  • Vigersky R, The Hormone Foundation 2007 http://www.hormone.org/Resources/Patient_Guides/upload/mgmt-maternal-hypothyroidism-070609-2.pdf.
  • Accessed October 2012.
  • 12- Grassi G, Balsamo A, Ansaldi C et al. Thyroid autoimmunity and infertility. Gynecol Endocrinol 2001; 15: 389–396.
  • 13- Beyond Infertility. Polycystic Ovary Syndrome (PCOS). U.S. DEPARTMENT OF HEALTH AND HUMAN SERVICES. National Institutes of Health; Eunice Kennedy
  • Shriver National Institute of Child Health and Human Development 2008 http://www.nichd.nih.gov/publications/pubs/upload/PCOS_booklet.pdf.
  • Accessed October 2012.
  • 14- De Groot L, Abalovich M, Alexander EK, Amino N, Barbour L et al. Management of Thyroid Dysfunction during Pregnancy and Postpartum: An Endocrine Society
  • Clinical Practice Guideline. J Clin Endocrinol Metab 2012; 97 (8): 2543-2565.
  • If you want to know more about thyroid and fertility, visit the following websites:
  • http://www.thyroidweek.com/
    Patient information provided for International Thyroid Awareness Week
  • http://www.hormone.org/
    Patient information by the Endocrine Society
  • www.fertility.com
    Patient information by Merck Serono
  • http://www.webwiki.de/thyroid-fed.org
    Patient information by the Thyroid Federation International
  • www.thyroid.org
    Patient information on thyroid health published by the American Thyroid Association (ATA)
  • The information in this website is not intended as a substitute for informed medical advice. You must consult a suitably qualified healthcare professional on any problem or matter which is covered by any information in this website before taking any action.
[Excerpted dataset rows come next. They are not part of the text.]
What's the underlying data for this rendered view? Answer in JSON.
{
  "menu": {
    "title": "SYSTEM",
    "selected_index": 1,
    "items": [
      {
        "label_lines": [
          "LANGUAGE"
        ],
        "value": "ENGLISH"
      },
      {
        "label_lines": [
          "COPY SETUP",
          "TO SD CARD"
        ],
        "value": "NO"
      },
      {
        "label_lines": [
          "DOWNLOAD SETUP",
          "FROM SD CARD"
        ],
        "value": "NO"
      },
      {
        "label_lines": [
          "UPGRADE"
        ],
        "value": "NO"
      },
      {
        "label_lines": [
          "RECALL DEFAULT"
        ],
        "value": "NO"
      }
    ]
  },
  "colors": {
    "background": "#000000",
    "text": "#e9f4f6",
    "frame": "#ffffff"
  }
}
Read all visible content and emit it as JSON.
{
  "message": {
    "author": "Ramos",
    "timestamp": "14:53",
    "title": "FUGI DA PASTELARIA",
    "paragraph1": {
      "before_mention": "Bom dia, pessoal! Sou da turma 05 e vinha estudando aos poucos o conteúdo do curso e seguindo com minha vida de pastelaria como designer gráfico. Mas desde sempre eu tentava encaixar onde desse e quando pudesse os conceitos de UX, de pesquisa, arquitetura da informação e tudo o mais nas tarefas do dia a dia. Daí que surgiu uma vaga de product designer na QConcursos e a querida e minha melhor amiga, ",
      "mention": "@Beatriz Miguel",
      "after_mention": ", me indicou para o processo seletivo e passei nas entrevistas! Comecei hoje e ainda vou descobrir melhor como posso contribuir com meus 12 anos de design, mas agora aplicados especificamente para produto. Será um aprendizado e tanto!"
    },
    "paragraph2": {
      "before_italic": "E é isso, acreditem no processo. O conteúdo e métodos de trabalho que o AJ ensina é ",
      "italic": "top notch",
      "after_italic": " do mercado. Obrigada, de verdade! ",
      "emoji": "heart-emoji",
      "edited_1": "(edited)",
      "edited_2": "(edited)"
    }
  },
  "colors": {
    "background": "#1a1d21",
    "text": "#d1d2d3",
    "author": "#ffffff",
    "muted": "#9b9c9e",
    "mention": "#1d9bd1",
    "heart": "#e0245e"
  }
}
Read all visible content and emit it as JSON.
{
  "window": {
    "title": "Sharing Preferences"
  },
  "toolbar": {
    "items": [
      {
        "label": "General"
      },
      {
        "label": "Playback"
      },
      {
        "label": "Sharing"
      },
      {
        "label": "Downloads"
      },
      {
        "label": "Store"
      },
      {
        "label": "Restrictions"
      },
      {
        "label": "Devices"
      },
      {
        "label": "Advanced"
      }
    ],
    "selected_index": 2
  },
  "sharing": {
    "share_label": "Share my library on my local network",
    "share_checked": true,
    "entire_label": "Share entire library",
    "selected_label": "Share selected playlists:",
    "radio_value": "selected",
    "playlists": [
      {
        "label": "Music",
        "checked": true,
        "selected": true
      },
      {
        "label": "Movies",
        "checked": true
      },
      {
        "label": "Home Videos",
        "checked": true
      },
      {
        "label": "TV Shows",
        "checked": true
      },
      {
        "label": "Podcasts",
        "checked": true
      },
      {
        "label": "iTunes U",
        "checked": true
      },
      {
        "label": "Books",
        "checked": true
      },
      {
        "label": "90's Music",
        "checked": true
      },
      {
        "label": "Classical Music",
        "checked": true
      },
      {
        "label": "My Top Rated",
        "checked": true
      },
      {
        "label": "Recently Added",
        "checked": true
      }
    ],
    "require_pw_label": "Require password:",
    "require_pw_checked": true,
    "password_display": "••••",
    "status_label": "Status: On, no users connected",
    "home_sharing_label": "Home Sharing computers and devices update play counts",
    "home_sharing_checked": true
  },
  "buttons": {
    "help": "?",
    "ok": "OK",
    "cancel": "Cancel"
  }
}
    This website was created in November 2012.
    Please refer to the Privacy and Legal Statement on the aforesaid website when reading this.